The court found that the NADAP Rules granted the arbitrator the capacity to ensure specific performance of the contract; thus, the parties had already agreed that if an arbitrator concluded that GM had failed to renew the contract, the arbitrator could then issue an order so as to force GM to implement the appropriate action. The court then pointed out that orders for specific performance were not automatically forms of injunctive relief. Rather, Bérubé's need for injunctive relief would arise only after an arbitrator's order for GM to renew the contract was homologated, followed by GM's failure to respect this order.

Consequently, the court dismissed Bérubé's appeal and the parties were required to undertake arbitration proceedings pursuant to the NADAP regime.


In one of the closing paragraphs of the decision, the court stated that "[i]n all instances, any homologation by the Superior Court of an arbitrator's order cannot transform said order into a veritable, Superior Court injunction".(6) The court effectively reaffirmed that the issuance of injunctive relief lies within the specific jurisdiction of the Superior Court, as opposed to an arbitrator's jurisdiction.

Nonetheless, the ruling as a whole underscores the substantial weight which must be placed on the parties' contractual intentions and reinforces that when an undertaking to arbitrate is both valid and conclusive, the Quebec courts must strive to ensure not only that the parties' intention receives full merit, but also that arbitral proceedings should be allowed to proceed - without unnecessary recourse or intervention by the courts. Had the court followed Bérubé's line of reasoning, it would have possibly allowed the claimants to undermine their earlier choice of arbitral proceedings and seek specific performance by way of court intervention, under the guise of injunctive relief.

In the coming months the Quebec Court of Appeal is expected to issue a decision in Nearctic Nickel Mines Inc v Canadian Royalties Inc, and thus offer even further guidance to litigants in relation to the extent of an arbitrator's powers to issue injunctive relief in Quebec.

For further information on this topic please contact Marc Unger at Borden Ladner Gervais LLP by telephone (+1 514 954 2515), fax (+1 514 954 1905), or email [email protected]).


(1) [2011] QCCA 567.

(2) [2010] QCCS 962.

(3) NADAP Rules, Article 5:

"Subject to RULE 20 herein, a DISPUTE which may be mediated and arbitrated under theses RULES shall mean any disagreement between a MANUFACTURER and its DEALER arising under the terms of the DEALER AGREEMENT or the interpretation or application thereof, including without limitation, any question as to whether the DISPUTE arises under the terms of the DEALER AGREEMENT or the interpretation or application of the terms of the DEALER AGREEMENT, and specifically includes the following DISPUTES as described below: [...]

(l) the MANUFACTURER'S termination, refusal to renew or refusal to extend, without CAUSE, that DEALER'S DEALER AGREEMENT including the awarding of damages, where appropriate, by the Arbitrator for wrongful termination, refusal to renew or refusal to extend the DEALER AGREEMENT."

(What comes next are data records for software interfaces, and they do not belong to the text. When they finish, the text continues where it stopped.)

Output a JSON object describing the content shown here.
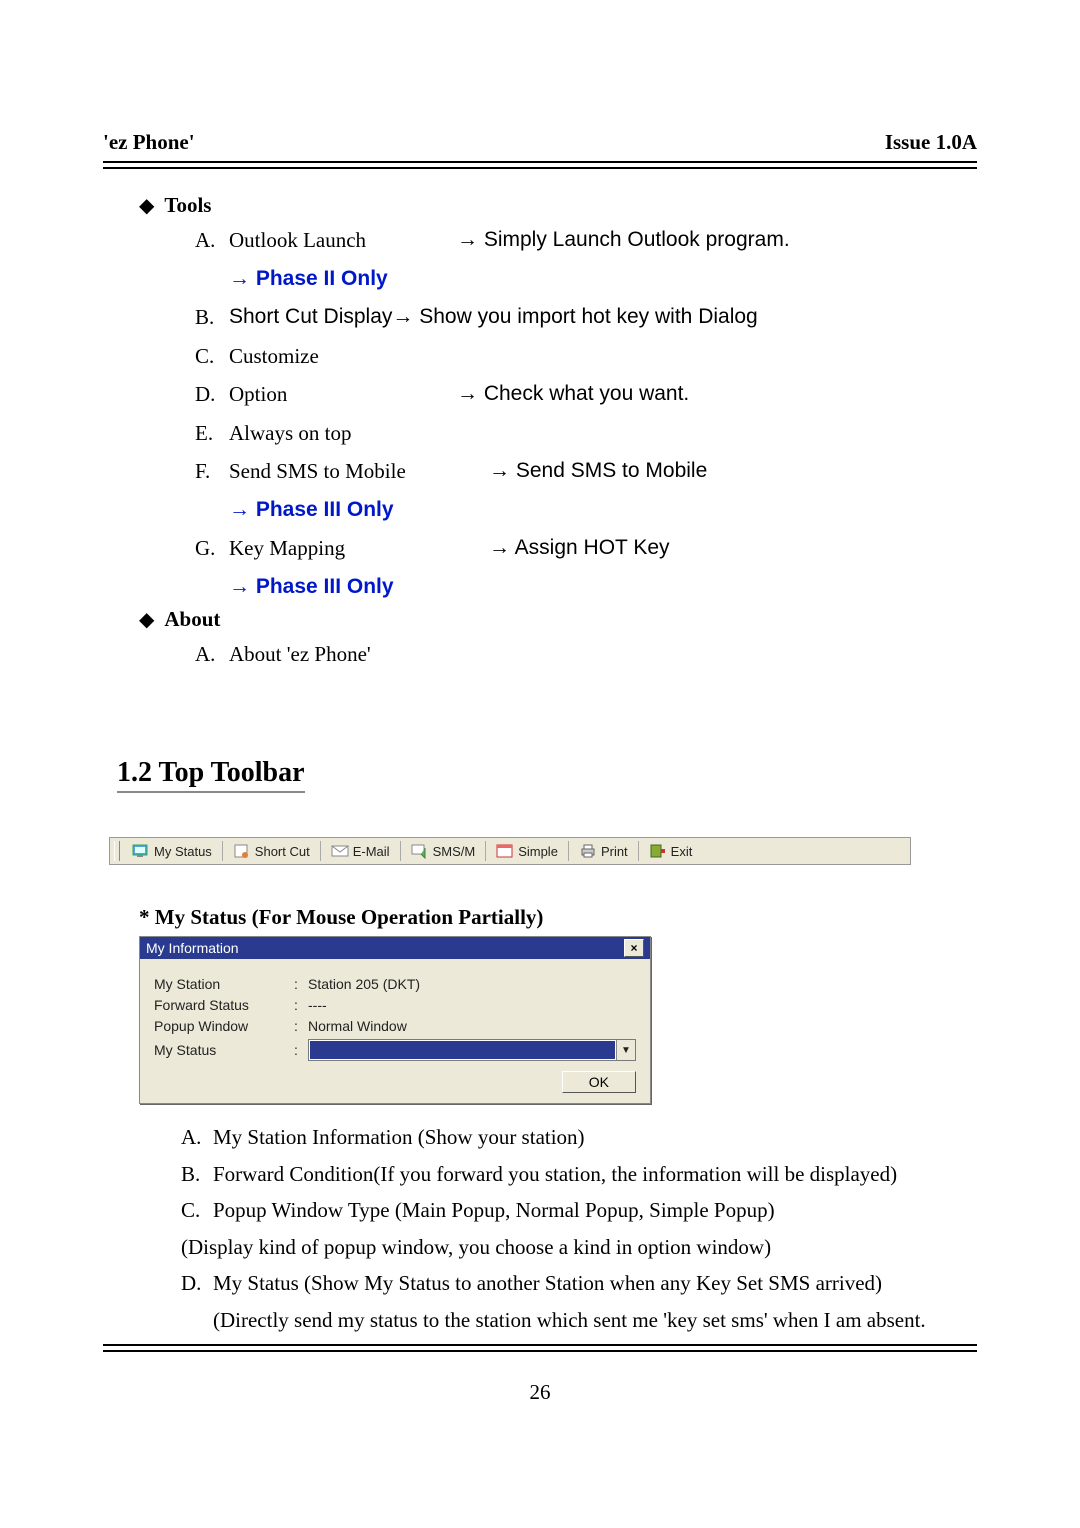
{
  "header": {
    "left": "'ez Phone'",
    "right": "Issue 1.0A"
  },
  "sections": {
    "tools": {
      "label": "Tools",
      "items": {
        "A": {
          "letter": "A.",
          "name": "Outlook Launch",
          "desc": "→ Simply Launch Outlook program.",
          "phase": "→ Phase II Only"
        },
        "B": {
          "letter": "B.",
          "text": "Short Cut Display→ Show you import hot key with Dialog"
        },
        "C": {
          "letter": "C.",
          "name": "Customize"
        },
        "D": {
          "letter": "D.",
          "name": "Option",
          "desc": "→ Check what you want."
        },
        "E": {
          "letter": "E.",
          "name": "Always on top"
        },
        "F": {
          "letter": "F.",
          "name": "Send SMS to Mobile",
          "desc": "→ Send SMS to Mobile",
          "phase": "→ Phase III Only"
        },
        "G": {
          "letter": "G.",
          "name": "Key Mapping",
          "desc": "→ Assign HOT Key",
          "phase": "→ Phase III Only"
        }
      }
    },
    "about": {
      "label": "About",
      "items": {
        "A": {
          "letter": "A.",
          "name": "About 'ez Phone'"
        }
      }
    }
  },
  "top_toolbar_heading": "1.2 Top Toolbar",
  "toolbar": {
    "my_status": "My Status",
    "short_cut": "Short Cut",
    "email": "E-Mail",
    "smsm": "SMS/M",
    "simple": "Simple",
    "print": "Print",
    "exit": "Exit"
  },
  "mystatus_heading": "* My Status    (For Mouse Operation Partially)",
  "mywin": {
    "title": "My Information",
    "close": "×",
    "rows": {
      "station": {
        "label": "My Station",
        "value": "Station 205 (DKT)"
      },
      "forward": {
        "label": "Forward Status",
        "value": "----"
      },
      "popup": {
        "label": "Popup Window",
        "value": "Normal Window"
      },
      "status": {
        "label": "My Status",
        "value": ""
      }
    },
    "ok": "OK",
    "colon": ":"
  },
  "lower": {
    "A": {
      "letter": "A.",
      "text": "My Station Information (Show your station)"
    },
    "B": {
      "letter": "B.",
      "text": "Forward Condition(If you forward you station, the information will be displayed)"
    },
    "C": {
      "letter": "C.",
      "text": "Popup Window Type (Main Popup, Normal Popup, Simple Popup)"
    },
    "Cpar": "(Display kind of popup window, you choose a kind in option window)",
    "D": {
      "letter": "D.",
      "text": "My Status (Show My Status to another Station when any Key Set SMS arrived)"
    },
    "Dpar": "(Directly send my status to the station which sent me 'key set sms' when I am absent."
  },
  "pagenum": "26"
}
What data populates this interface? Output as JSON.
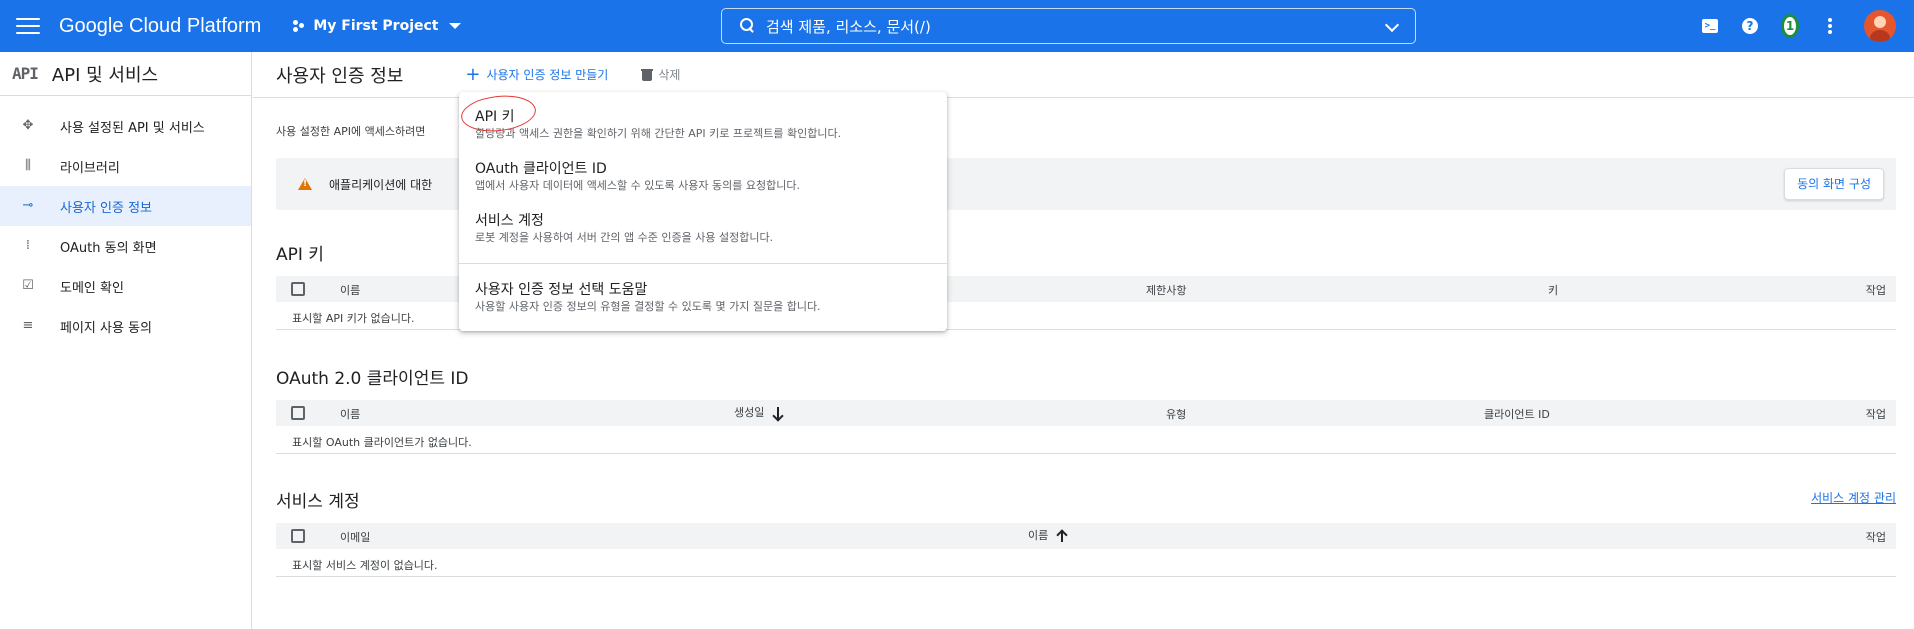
{
  "topbar": {
    "brand": "Google Cloud Platform",
    "project": "My First Project",
    "search_text": "검색   제품, 리소스, 문서(/)",
    "notification_count": "1",
    "colors": {
      "bar": "#1a73e8"
    }
  },
  "sidebar": {
    "title": "API 및 서비스",
    "logo": "API",
    "items": [
      {
        "label": "사용 설정된 API 및 서비스",
        "icon": "api-hub-icon"
      },
      {
        "label": "라이브러리",
        "icon": "library-icon"
      },
      {
        "label": "사용자 인증 정보",
        "icon": "key-icon",
        "active": true
      },
      {
        "label": "OAuth 동의 화면",
        "icon": "consent-icon"
      },
      {
        "label": "도메인 확인",
        "icon": "domain-check-icon"
      },
      {
        "label": "페이지 사용 동의",
        "icon": "page-usage-icon"
      }
    ]
  },
  "header": {
    "title": "사용자 인증 정보",
    "create_label": "사용자 인증 정보 만들기",
    "delete_label": "삭제"
  },
  "intro_text": "사용 설정한 API에 액세스하려면",
  "notice": {
    "text": "애플리케이션에 대한",
    "button": "동의 화면 구성"
  },
  "dropdown": {
    "items": [
      {
        "title": "API 키",
        "desc": "할당량과 액세스 권한을 확인하기 위해 간단한 API 키로 프로젝트를 확인합니다."
      },
      {
        "title": "OAuth 클라이언트 ID",
        "desc": "앱에서 사용자 데이터에 액세스할 수 있도록 사용자 동의를 요청합니다."
      },
      {
        "title": "서비스 계정",
        "desc": "로봇 계정을 사용하여 서버 간의 앱 수준 인증을 사용 설정합니다."
      },
      {
        "title": "사용자 인증 정보 선택 도움말",
        "desc": "사용할 사용자 인증 정보의 유형을 결정할 수 있도록 몇 가지 질문을 합니다."
      }
    ]
  },
  "api_keys": {
    "title": "API 키",
    "columns": [
      "이름",
      "제한사항",
      "키",
      "작업"
    ],
    "empty": "표시할 API 키가 없습니다."
  },
  "oauth": {
    "title": "OAuth 2.0 클라이언트 ID",
    "columns": [
      "이름",
      "생성일",
      "유형",
      "클라이언트 ID",
      "작업"
    ],
    "empty": "표시할 OAuth 클라이언트가 없습니다."
  },
  "service_accounts": {
    "title": "서비스 계정",
    "manage_link": "서비스 계정 관리",
    "columns": [
      "이메일",
      "이름",
      "작업"
    ],
    "empty": "표시할 서비스 계정이 없습니다."
  }
}
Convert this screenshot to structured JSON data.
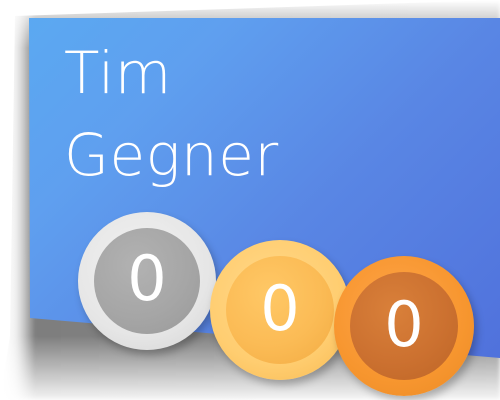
{
  "profile": {
    "first_name": "Tim",
    "last_name": "Gegner"
  },
  "medals": [
    {
      "type": "silver",
      "count": "0",
      "color": "#a6a6a6"
    },
    {
      "type": "gold",
      "count": "0",
      "color": "#fbbb55"
    },
    {
      "type": "bronze",
      "count": "0",
      "color": "#cc7130"
    }
  ],
  "theme": {
    "card_gradient_start": "#5aabf2",
    "card_gradient_end": "#4f6fdb"
  }
}
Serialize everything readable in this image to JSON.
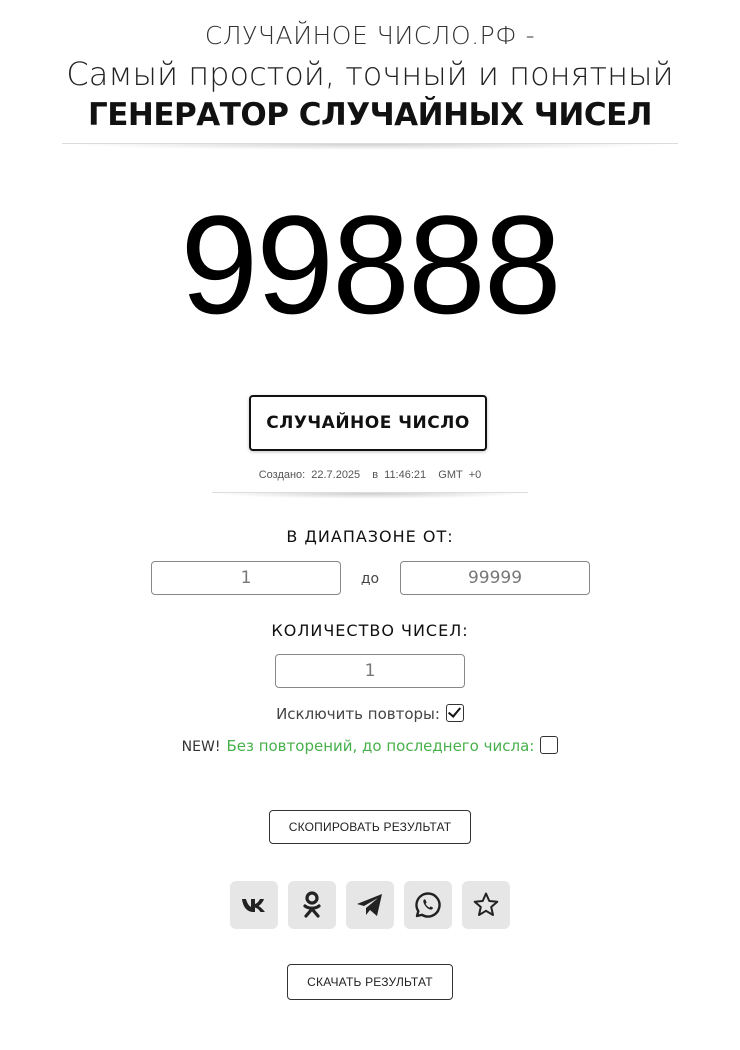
{
  "header": {
    "site_name": "СЛУЧАЙНОЕ ЧИСЛО.РФ -",
    "tagline": "Самый простой, точный и понятный",
    "headline": "ГЕНЕРАТОР СЛУЧАЙНЫХ ЧИСЕЛ"
  },
  "result": {
    "number": "99888"
  },
  "generate_button": {
    "label": "СЛУЧАЙНОЕ ЧИСЛО"
  },
  "created": {
    "prefix": "Создано:",
    "date": "22.7.2025",
    "at": "в",
    "time": "11:46:21",
    "tz_label": "GMT",
    "tz_value": "+0"
  },
  "range": {
    "label": "В ДИАПАЗОНЕ ОТ:",
    "from_value": "1",
    "to_label": "до",
    "to_value": "99999"
  },
  "count": {
    "label": "КОЛИЧЕСТВО ЧИСЕЛ:",
    "value": "1"
  },
  "exclude_repeats": {
    "label": "Исключить повторы:",
    "checked": true
  },
  "no_repeats_until_last": {
    "badge": "NEW!",
    "label": "Без повторений, до последнего числа:",
    "checked": false
  },
  "copy_button": {
    "label": "СКОПИРОВАТЬ РЕЗУЛЬТАТ"
  },
  "share": {
    "icons": [
      "vk-icon",
      "odnoklassniki-icon",
      "telegram-icon",
      "whatsapp-icon",
      "star-icon"
    ]
  },
  "download_button": {
    "label": "СКАЧАТЬ РЕЗУЛЬТАТ"
  },
  "colors": {
    "accent_green": "#47b04b",
    "share_bg": "#e6e6e6"
  }
}
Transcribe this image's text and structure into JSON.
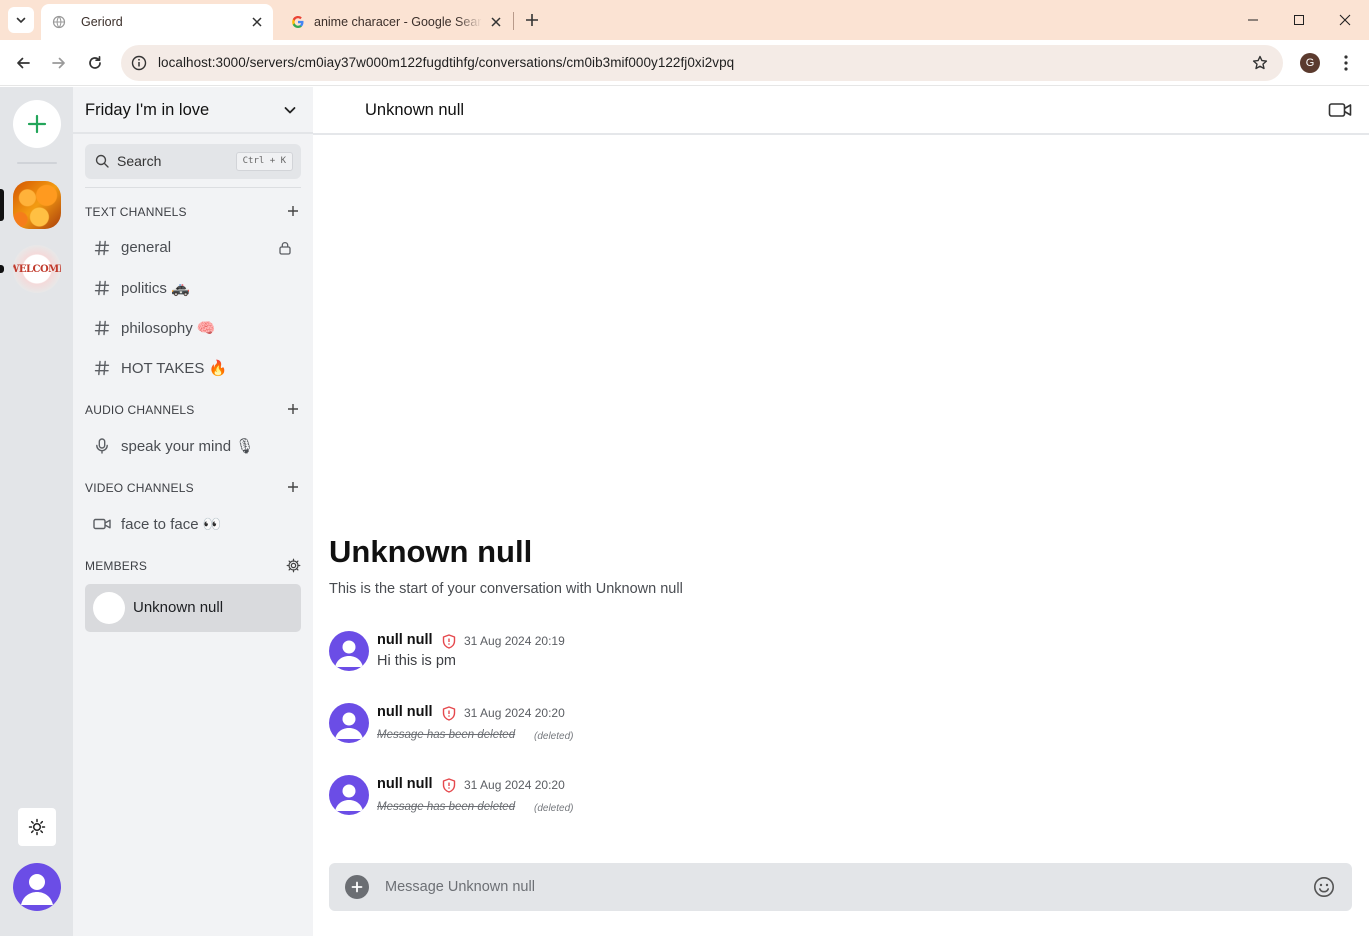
{
  "browser": {
    "tabs": [
      {
        "title": "Geriord",
        "active": true
      },
      {
        "title": "anime characer - Google Search",
        "active": false
      }
    ],
    "url": "localhost:3000/servers/cm0iay37w000m122fugdtihfg/conversations/cm0ib3mif000y122fj0xi2vpq",
    "profile_initial": "G"
  },
  "server": {
    "name": "Friday I'm in love",
    "search_label": "Search",
    "search_shortcut": "Ctrl + K"
  },
  "sections": {
    "text": "TEXT CHANNELS",
    "audio": "AUDIO CHANNELS",
    "video": "VIDEO CHANNELS",
    "members": "MEMBERS"
  },
  "text_channels": [
    {
      "name": "general",
      "locked": true
    },
    {
      "name": "politics 🚓"
    },
    {
      "name": "philosophy 🧠"
    },
    {
      "name": "HOT TAKES 🔥"
    }
  ],
  "audio_channels": [
    {
      "name": "speak your mind 🎙"
    }
  ],
  "video_channels": [
    {
      "name": "face to face 👀"
    }
  ],
  "members": [
    {
      "name": "Unknown null"
    }
  ],
  "conversation": {
    "header": "Unknown null",
    "welcome_title": "Unknown null",
    "welcome_sub": "This is the start of your conversation with Unknown null",
    "messages": [
      {
        "author": "null null",
        "time": "31 Aug 2024 20:19",
        "text": "Hi this is pm",
        "deleted": false
      },
      {
        "author": "null null",
        "time": "31 Aug 2024 20:20",
        "text": "Message has been deleted",
        "deleted": true,
        "deleted_tag": "(deleted)"
      },
      {
        "author": "null null",
        "time": "31 Aug 2024 20:20",
        "text": "Message has been deleted",
        "deleted": true,
        "deleted_tag": "(deleted)"
      }
    ],
    "composer_placeholder": "Message Unknown null"
  },
  "colors": {
    "accent_green": "#23a55a",
    "avatar_purple": "#6b4de6",
    "mod_shield_red": "#e5484d"
  }
}
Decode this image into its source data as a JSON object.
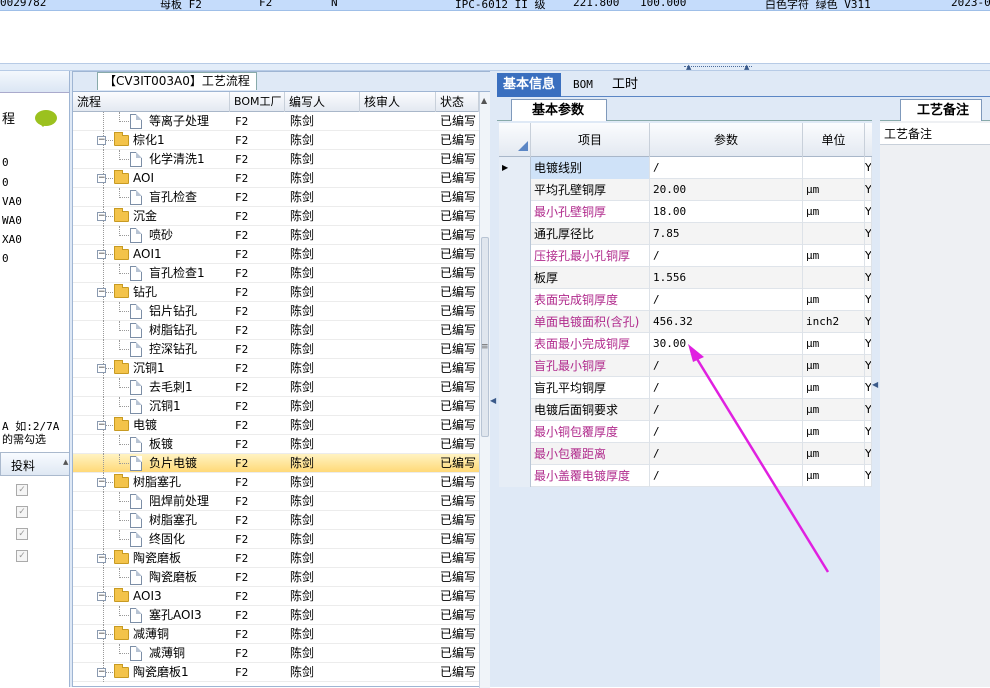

(4) NADAP Rules, Article 20:

"All DISPUTES described in Rule 5 may be arbitrated, once STEP ONE has been completed, except for the following matters which are not arbitrable: [...]

(c) Class, multi-party or representative claims against a MANUFACTURER. However, where more than one DEALER files a Request for Arbitration involving the same issues(s) regarding a DISPUTE listed in RULE 5 of these RULES, the Arbitrator can join the individual Requests for Arbitration and hear them in one claim;

(d) A claim related to the discontinuance by a MANUFACTURER of any or all of its product lines which the DEALER had been authorized to sell, service or lease."

(5) [2010] SCC 41; [2004] SCC 2; [2005] SCC 16.

(6) [2011] QCCA 567, para 98 (translation).